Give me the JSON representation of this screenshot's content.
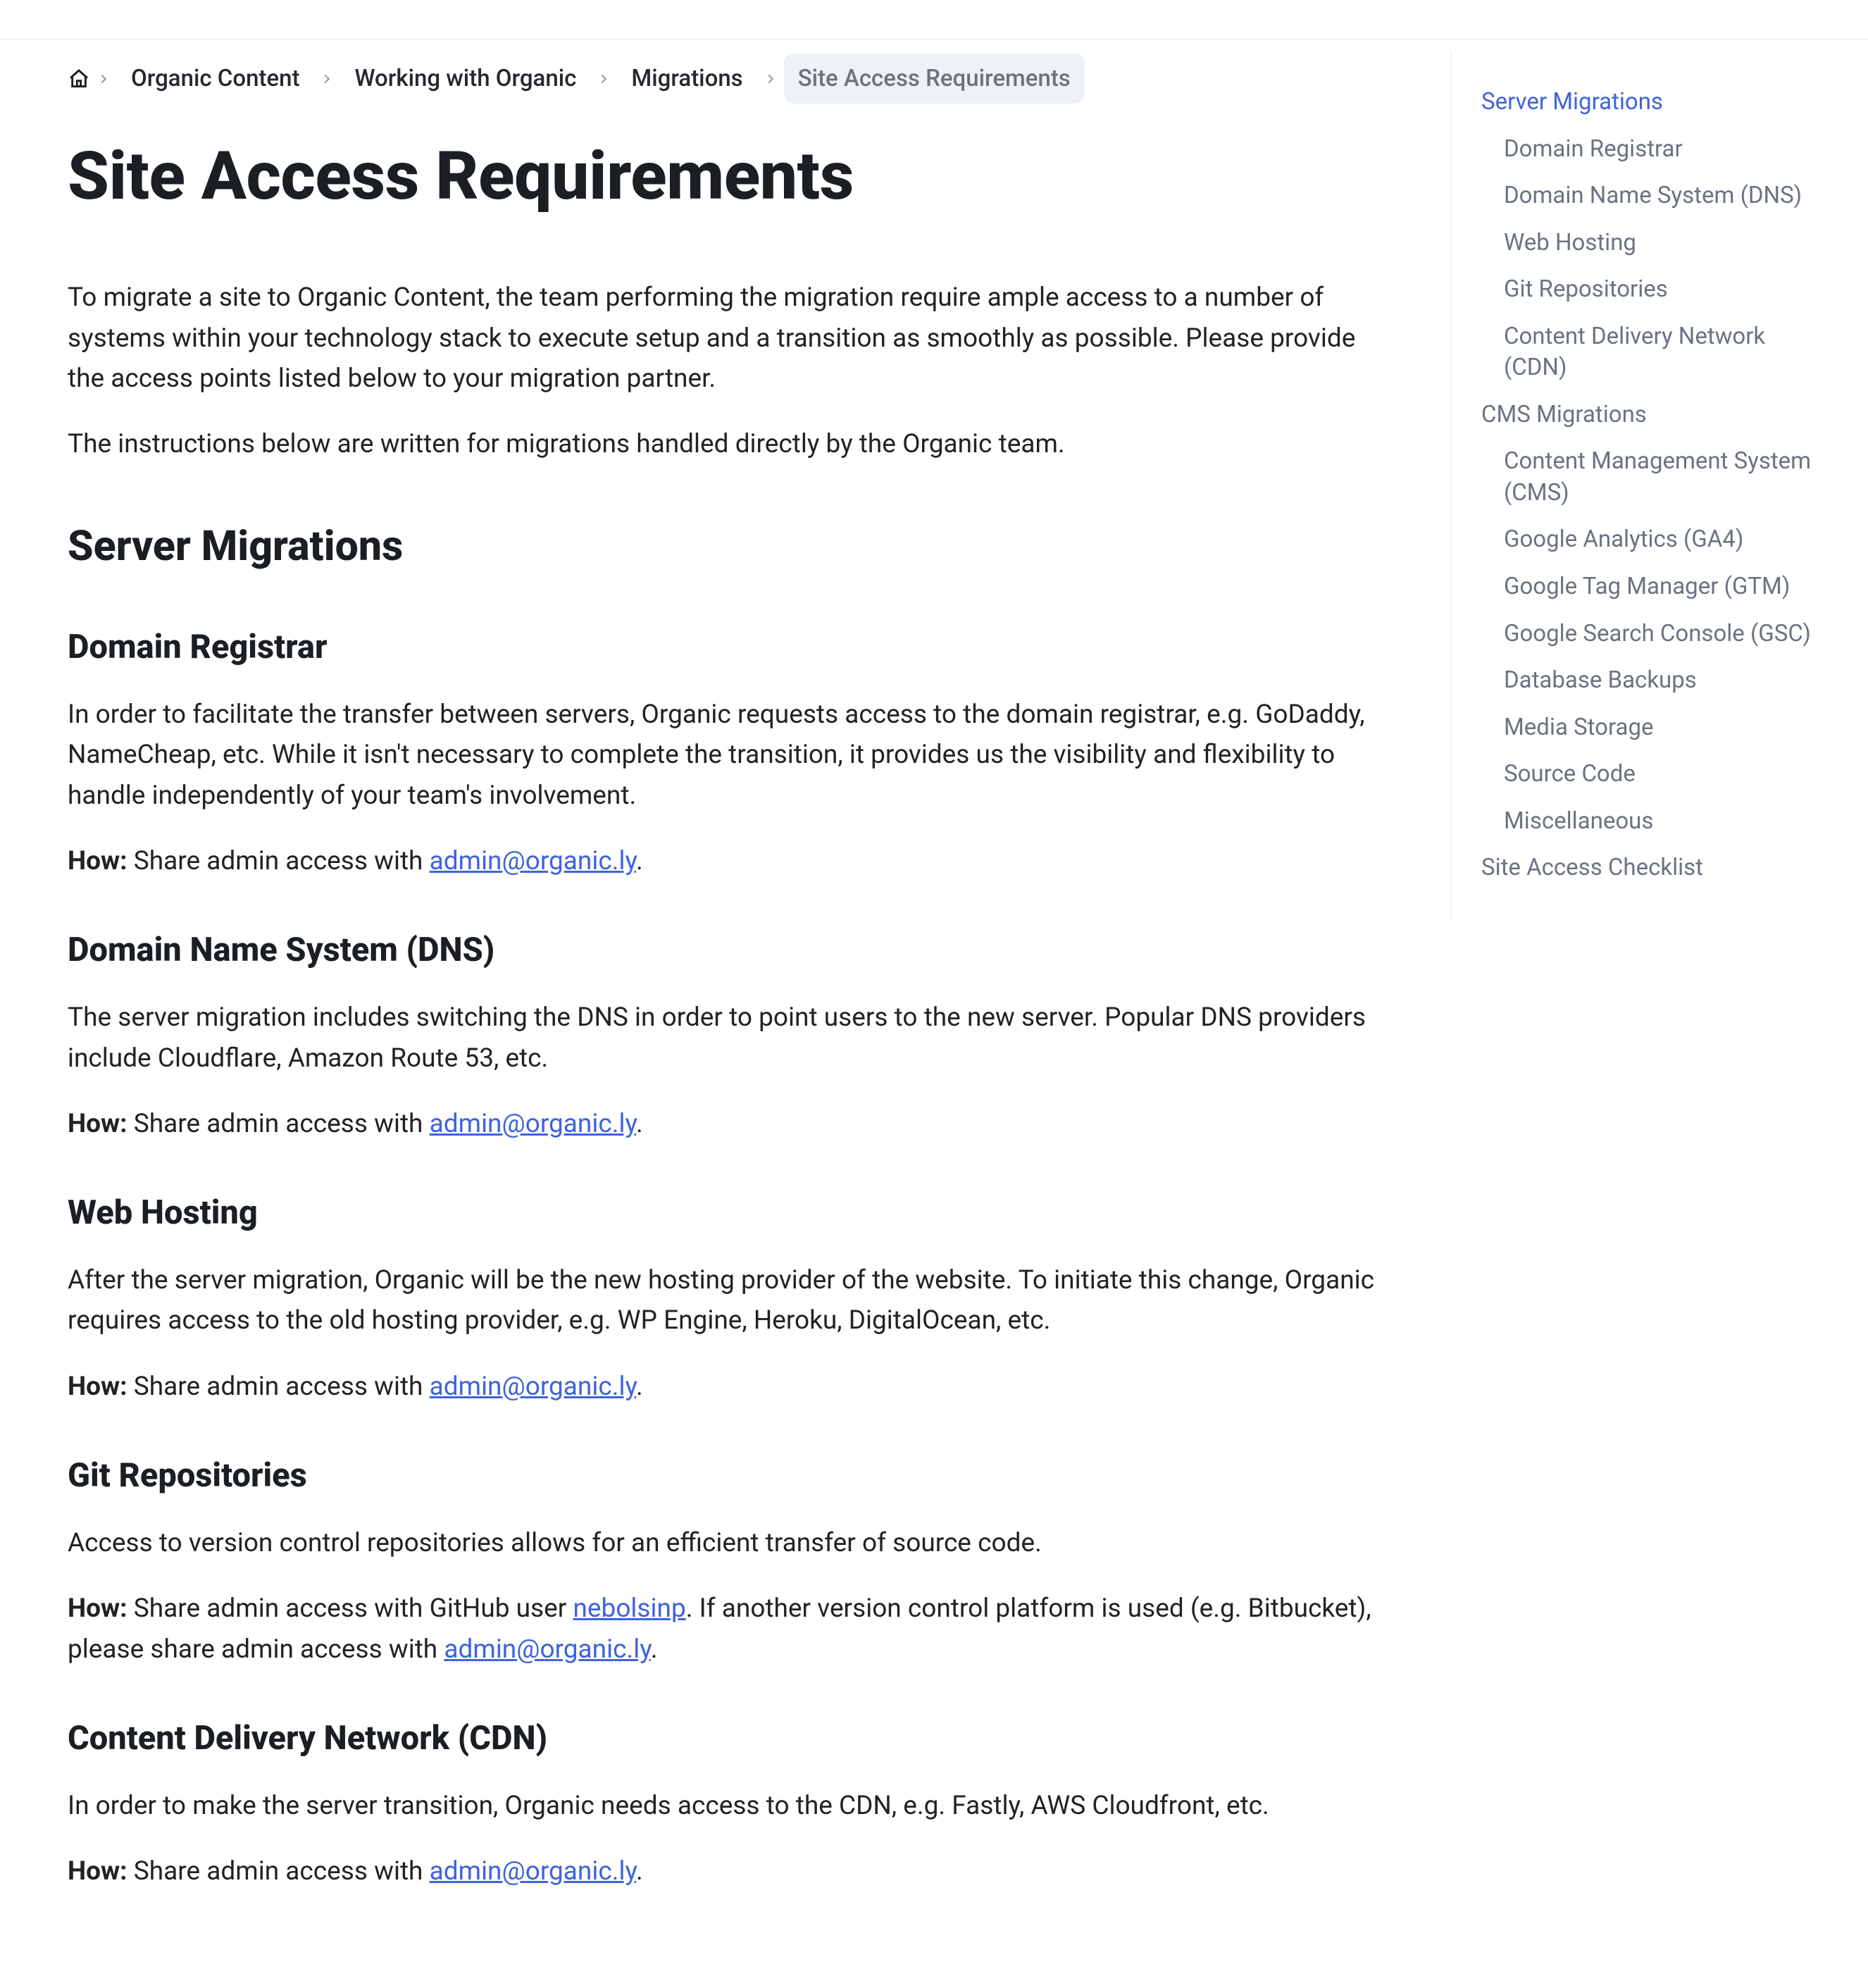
{
  "breadcrumb": {
    "items": [
      {
        "label": "Organic Content"
      },
      {
        "label": "Working with Organic"
      },
      {
        "label": "Migrations"
      },
      {
        "label": "Site Access Requirements",
        "current": true
      }
    ]
  },
  "title": "Site Access Requirements",
  "intro1": "To migrate a site to Organic Content, the team performing the migration require ample access to a number of systems within your technology stack to execute setup and a transition as smoothly as possible. Please provide the access points listed below to your migration partner.",
  "intro2": "The instructions below are written for migrations handled directly by the Organic team.",
  "accessEmail": "admin@organic.ly",
  "githubUser": "nebolsinp",
  "howLabel": "How:",
  "shareAdminPrefix": " Share admin access with ",
  "shareGithubPrefix": " Share admin access with GitHub user ",
  "gitSuffix1": ". If another version control platform is used (e.g. Bitbucket), please share admin access with ",
  "period": ".",
  "sections": {
    "serverMigrations": {
      "heading": "Server Migrations",
      "domainRegistrar": {
        "heading": "Domain Registrar",
        "body": "In order to facilitate the transfer between servers, Organic requests access to the domain registrar, e.g. GoDaddy, NameCheap, etc. While it isn't necessary to complete the transition, it provides us the visibility and flexibility to handle independently of your team's involvement."
      },
      "dns": {
        "heading": "Domain Name System (DNS)",
        "body": "The server migration includes switching the DNS in order to point users to the new server. Popular DNS providers include Cloudflare, Amazon Route 53, etc."
      },
      "webHosting": {
        "heading": "Web Hosting",
        "body": "After the server migration, Organic will be the new hosting provider of the website. To initiate this change, Organic requires access to the old hosting provider, e.g. WP Engine, Heroku, DigitalOcean, etc."
      },
      "git": {
        "heading": "Git Repositories",
        "body": "Access to version control repositories allows for an efficient transfer of source code."
      },
      "cdn": {
        "heading": "Content Delivery Network (CDN)",
        "body": "In order to make the server transition, Organic needs access to the CDN, e.g. Fastly, AWS Cloudfront, etc."
      }
    }
  },
  "toc": {
    "items": [
      {
        "label": "Server Migrations",
        "level": 0,
        "active": true
      },
      {
        "label": "Domain Registrar",
        "level": 1
      },
      {
        "label": "Domain Name System (DNS)",
        "level": 1
      },
      {
        "label": "Web Hosting",
        "level": 1
      },
      {
        "label": "Git Repositories",
        "level": 1
      },
      {
        "label": "Content Delivery Network (CDN)",
        "level": 1
      },
      {
        "label": "CMS Migrations",
        "level": 0
      },
      {
        "label": "Content Management System (CMS)",
        "level": 1
      },
      {
        "label": "Google Analytics (GA4)",
        "level": 1
      },
      {
        "label": "Google Tag Manager (GTM)",
        "level": 1
      },
      {
        "label": "Google Search Console (GSC)",
        "level": 1
      },
      {
        "label": "Database Backups",
        "level": 1
      },
      {
        "label": "Media Storage",
        "level": 1
      },
      {
        "label": "Source Code",
        "level": 1
      },
      {
        "label": "Miscellaneous",
        "level": 1
      },
      {
        "label": "Site Access Checklist",
        "level": 0
      }
    ]
  }
}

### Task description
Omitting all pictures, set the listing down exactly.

### Task output
Give me the JSON representation of this screenshot's content.
{
  "breadcrumb": {
    "items": [
      {
        "label": "Organic Content"
      },
      {
        "label": "Working with Organic"
      },
      {
        "label": "Migrations"
      },
      {
        "label": "Site Access Requirements",
        "current": true
      }
    ]
  },
  "title": "Site Access Requirements",
  "intro1": "To migrate a site to Organic Content, the team performing the migration require ample access to a number of systems within your technology stack to execute setup and a transition as smoothly as possible. Please provide the access points listed below to your migration partner.",
  "intro2": "The instructions below are written for migrations handled directly by the Organic team.",
  "accessEmail": "admin@organic.ly",
  "githubUser": "nebolsinp",
  "howLabel": "How:",
  "shareAdminPrefix": " Share admin access with ",
  "shareGithubPrefix": " Share admin access with GitHub user ",
  "gitSuffix1": ". If another version control platform is used (e.g. Bitbucket), please share admin access with ",
  "period": ".",
  "sections": {
    "serverMigrations": {
      "heading": "Server Migrations",
      "domainRegistrar": {
        "heading": "Domain Registrar",
        "body": "In order to facilitate the transfer between servers, Organic requests access to the domain registrar, e.g. GoDaddy, NameCheap, etc. While it isn't necessary to complete the transition, it provides us the visibility and flexibility to handle independently of your team's involvement."
      },
      "dns": {
        "heading": "Domain Name System (DNS)",
        "body": "The server migration includes switching the DNS in order to point users to the new server. Popular DNS providers include Cloudflare, Amazon Route 53, etc."
      },
      "webHosting": {
        "heading": "Web Hosting",
        "body": "After the server migration, Organic will be the new hosting provider of the website. To initiate this change, Organic requires access to the old hosting provider, e.g. WP Engine, Heroku, DigitalOcean, etc."
      },
      "git": {
        "heading": "Git Repositories",
        "body": "Access to version control repositories allows for an efficient transfer of source code."
      },
      "cdn": {
        "heading": "Content Delivery Network (CDN)",
        "body": "In order to make the server transition, Organic needs access to the CDN, e.g. Fastly, AWS Cloudfront, etc."
      }
    }
  },
  "toc": {
    "items": [
      {
        "label": "Server Migrations",
        "level": 0,
        "active": true
      },
      {
        "label": "Domain Registrar",
        "level": 1
      },
      {
        "label": "Domain Name System (DNS)",
        "level": 1
      },
      {
        "label": "Web Hosting",
        "level": 1
      },
      {
        "label": "Git Repositories",
        "level": 1
      },
      {
        "label": "Content Delivery Network (CDN)",
        "level": 1
      },
      {
        "label": "CMS Migrations",
        "level": 0
      },
      {
        "label": "Content Management System (CMS)",
        "level": 1
      },
      {
        "label": "Google Analytics (GA4)",
        "level": 1
      },
      {
        "label": "Google Tag Manager (GTM)",
        "level": 1
      },
      {
        "label": "Google Search Console (GSC)",
        "level": 1
      },
      {
        "label": "Database Backups",
        "level": 1
      },
      {
        "label": "Media Storage",
        "level": 1
      },
      {
        "label": "Source Code",
        "level": 1
      },
      {
        "label": "Miscellaneous",
        "level": 1
      },
      {
        "label": "Site Access Checklist",
        "level": 0
      }
    ]
  }
}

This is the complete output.